“Although the students have been provided by faculty with an overview of how a day working in the dental unit, as well as a day working in the schools conducting hearing and anemia assessments, may play out, every day presents with unpredictable challenges that the students must problem-solve as a team,” says Dr. Lida Blizard, instructor in the BSN program at KPU. “This opportunity has enabled BSN students to expand their world view of healthcare, and see the many opportunities that avail them in having both a regional and a global impact as Canadian citizens and student nurses.”


Canadian Health standards prevent the student nurses from performing blood tests on patients so they have to look for physical signs of anemia.


“We assessed the children’s eyes and nails and skin for signs of anemia so at that point if you’re showing signs you’re very anemic,” says Remin.


Before heading to the Philippines, the nurses were trained by an audiologist in Canada on how to use a portable tuning fork for the hearing tests.


“You don’t want to bring equipment into a place that they [the locals] can’t use afterward,” says Remin.


For Remin, this was the longest trip the mom of two had ever embarked upon. It also changed her perspective on travelling overseas to help others.


“I would 100 percent recommend people to explore the option of doing international work in any form.
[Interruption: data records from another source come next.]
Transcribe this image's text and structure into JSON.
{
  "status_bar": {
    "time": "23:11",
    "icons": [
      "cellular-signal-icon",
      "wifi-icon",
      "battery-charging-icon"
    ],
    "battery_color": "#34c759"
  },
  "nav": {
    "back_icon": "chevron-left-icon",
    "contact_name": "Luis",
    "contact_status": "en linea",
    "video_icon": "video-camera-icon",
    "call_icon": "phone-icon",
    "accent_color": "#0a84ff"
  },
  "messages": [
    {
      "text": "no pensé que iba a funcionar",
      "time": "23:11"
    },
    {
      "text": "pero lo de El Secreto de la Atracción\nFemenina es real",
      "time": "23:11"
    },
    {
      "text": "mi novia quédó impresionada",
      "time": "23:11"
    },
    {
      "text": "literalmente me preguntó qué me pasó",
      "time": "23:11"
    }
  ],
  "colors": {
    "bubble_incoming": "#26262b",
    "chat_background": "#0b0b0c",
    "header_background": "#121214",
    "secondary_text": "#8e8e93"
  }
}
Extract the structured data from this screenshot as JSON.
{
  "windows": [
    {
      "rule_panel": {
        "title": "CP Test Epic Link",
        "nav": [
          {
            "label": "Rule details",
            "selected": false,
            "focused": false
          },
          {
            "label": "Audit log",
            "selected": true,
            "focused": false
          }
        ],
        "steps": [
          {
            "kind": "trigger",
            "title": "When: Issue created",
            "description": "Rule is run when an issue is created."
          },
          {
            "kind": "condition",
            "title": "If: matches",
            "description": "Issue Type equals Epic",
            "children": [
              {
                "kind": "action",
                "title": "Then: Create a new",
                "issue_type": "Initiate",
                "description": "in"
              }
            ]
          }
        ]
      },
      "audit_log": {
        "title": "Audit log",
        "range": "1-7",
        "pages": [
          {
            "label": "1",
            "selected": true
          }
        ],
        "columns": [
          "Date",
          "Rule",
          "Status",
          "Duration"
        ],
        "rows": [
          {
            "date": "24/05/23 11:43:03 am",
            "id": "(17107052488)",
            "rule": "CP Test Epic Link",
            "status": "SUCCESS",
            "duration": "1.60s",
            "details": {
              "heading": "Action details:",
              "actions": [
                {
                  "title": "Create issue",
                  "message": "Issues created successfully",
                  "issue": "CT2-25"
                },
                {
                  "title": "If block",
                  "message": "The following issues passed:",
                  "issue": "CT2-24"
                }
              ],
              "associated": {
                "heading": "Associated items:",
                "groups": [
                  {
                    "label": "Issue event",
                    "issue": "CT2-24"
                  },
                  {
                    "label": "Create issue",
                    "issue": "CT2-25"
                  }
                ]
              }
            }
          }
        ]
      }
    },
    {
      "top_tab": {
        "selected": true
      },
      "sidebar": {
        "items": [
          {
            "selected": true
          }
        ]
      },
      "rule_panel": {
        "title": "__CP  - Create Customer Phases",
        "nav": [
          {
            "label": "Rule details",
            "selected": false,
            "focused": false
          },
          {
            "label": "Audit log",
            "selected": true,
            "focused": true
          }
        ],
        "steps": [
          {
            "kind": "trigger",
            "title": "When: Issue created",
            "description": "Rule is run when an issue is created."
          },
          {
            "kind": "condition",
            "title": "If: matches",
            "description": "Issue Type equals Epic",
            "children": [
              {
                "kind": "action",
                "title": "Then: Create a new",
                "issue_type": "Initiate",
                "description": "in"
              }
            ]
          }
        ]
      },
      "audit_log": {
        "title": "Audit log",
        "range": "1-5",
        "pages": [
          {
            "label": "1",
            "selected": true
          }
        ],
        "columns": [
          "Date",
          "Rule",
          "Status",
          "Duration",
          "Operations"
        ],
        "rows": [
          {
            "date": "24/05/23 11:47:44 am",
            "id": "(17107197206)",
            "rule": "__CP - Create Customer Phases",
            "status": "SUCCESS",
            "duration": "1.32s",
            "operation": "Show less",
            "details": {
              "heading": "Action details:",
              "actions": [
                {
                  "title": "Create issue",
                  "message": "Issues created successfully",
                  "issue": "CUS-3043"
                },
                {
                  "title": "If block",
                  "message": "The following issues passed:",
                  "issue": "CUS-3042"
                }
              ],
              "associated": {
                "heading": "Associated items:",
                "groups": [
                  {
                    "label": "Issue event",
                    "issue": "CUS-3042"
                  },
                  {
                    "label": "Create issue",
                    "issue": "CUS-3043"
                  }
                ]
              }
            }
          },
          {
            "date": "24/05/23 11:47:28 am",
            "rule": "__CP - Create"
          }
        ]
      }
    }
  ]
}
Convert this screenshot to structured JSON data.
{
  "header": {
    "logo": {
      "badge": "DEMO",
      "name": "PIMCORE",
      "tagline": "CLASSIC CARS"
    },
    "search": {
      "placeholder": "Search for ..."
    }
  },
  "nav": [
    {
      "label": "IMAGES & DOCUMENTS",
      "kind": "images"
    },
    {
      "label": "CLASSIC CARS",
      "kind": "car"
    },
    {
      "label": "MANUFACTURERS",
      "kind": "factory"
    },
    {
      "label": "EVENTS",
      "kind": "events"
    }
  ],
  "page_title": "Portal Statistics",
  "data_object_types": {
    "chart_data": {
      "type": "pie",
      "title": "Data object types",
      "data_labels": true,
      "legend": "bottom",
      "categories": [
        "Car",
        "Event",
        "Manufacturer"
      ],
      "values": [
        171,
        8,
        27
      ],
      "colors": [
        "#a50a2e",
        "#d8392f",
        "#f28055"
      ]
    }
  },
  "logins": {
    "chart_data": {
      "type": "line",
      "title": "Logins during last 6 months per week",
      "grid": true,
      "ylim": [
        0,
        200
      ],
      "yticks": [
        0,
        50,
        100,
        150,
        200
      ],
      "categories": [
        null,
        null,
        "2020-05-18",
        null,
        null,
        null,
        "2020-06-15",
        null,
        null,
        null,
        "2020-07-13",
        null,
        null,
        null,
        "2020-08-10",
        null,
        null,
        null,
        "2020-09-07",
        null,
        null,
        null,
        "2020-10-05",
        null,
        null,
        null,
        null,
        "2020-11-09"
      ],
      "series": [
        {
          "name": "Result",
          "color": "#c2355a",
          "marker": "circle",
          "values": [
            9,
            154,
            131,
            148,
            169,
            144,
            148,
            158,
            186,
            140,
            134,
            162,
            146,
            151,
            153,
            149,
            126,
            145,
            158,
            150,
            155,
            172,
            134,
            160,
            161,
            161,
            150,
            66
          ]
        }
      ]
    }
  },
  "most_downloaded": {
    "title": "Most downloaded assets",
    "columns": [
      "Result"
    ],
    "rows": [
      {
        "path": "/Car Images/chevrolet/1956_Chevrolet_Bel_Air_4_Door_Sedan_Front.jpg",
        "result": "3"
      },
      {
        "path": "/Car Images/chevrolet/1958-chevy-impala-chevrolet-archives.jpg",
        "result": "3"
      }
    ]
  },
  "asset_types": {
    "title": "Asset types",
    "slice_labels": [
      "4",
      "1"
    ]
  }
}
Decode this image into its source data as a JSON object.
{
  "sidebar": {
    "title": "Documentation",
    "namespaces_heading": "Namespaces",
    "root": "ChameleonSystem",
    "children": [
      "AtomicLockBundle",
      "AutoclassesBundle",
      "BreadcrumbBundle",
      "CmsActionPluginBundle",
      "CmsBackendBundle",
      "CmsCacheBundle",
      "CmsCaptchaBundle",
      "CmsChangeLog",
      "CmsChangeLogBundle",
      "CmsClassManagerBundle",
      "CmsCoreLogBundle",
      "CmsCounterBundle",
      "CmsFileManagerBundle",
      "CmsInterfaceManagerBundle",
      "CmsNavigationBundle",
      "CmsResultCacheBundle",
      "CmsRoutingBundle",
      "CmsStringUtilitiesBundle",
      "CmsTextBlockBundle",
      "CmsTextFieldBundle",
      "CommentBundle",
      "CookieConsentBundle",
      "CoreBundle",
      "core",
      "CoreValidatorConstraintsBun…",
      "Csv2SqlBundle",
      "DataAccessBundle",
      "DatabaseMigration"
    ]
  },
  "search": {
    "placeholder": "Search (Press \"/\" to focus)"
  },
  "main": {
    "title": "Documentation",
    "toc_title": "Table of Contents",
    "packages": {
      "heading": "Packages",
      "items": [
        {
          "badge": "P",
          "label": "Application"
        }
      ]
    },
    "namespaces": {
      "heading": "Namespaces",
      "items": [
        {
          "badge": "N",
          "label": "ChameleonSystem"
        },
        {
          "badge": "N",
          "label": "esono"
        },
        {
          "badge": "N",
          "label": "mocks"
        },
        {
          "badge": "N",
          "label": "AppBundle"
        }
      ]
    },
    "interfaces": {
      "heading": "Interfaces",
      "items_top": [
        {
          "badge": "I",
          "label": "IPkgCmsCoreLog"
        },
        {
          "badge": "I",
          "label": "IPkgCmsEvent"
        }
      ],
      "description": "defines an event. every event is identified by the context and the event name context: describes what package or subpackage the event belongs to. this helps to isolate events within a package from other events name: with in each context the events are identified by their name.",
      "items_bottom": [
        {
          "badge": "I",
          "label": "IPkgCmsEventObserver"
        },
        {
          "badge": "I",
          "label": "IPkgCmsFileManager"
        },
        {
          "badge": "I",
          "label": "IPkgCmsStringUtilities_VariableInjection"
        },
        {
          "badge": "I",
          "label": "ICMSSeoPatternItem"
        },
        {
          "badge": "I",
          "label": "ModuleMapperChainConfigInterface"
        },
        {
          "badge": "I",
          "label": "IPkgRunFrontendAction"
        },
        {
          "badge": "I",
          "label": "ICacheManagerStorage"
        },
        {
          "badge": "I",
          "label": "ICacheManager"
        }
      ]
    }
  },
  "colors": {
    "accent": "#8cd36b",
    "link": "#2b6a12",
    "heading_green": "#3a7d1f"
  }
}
It’s something that takes you out of your current way of thinking and puts you into a different perspective,” says Remin.


Remin says the support she received from KPU helped her not only through nursing school but also earlier in her career when she received her diploma to become a medical secretary in 2002.


“KPU’s been my home and I’m incredibly proud of the things I’ve been able to do because of how KPU has supported me,” she adds.


For more information about the Bachelor of Science in Nursing program, visit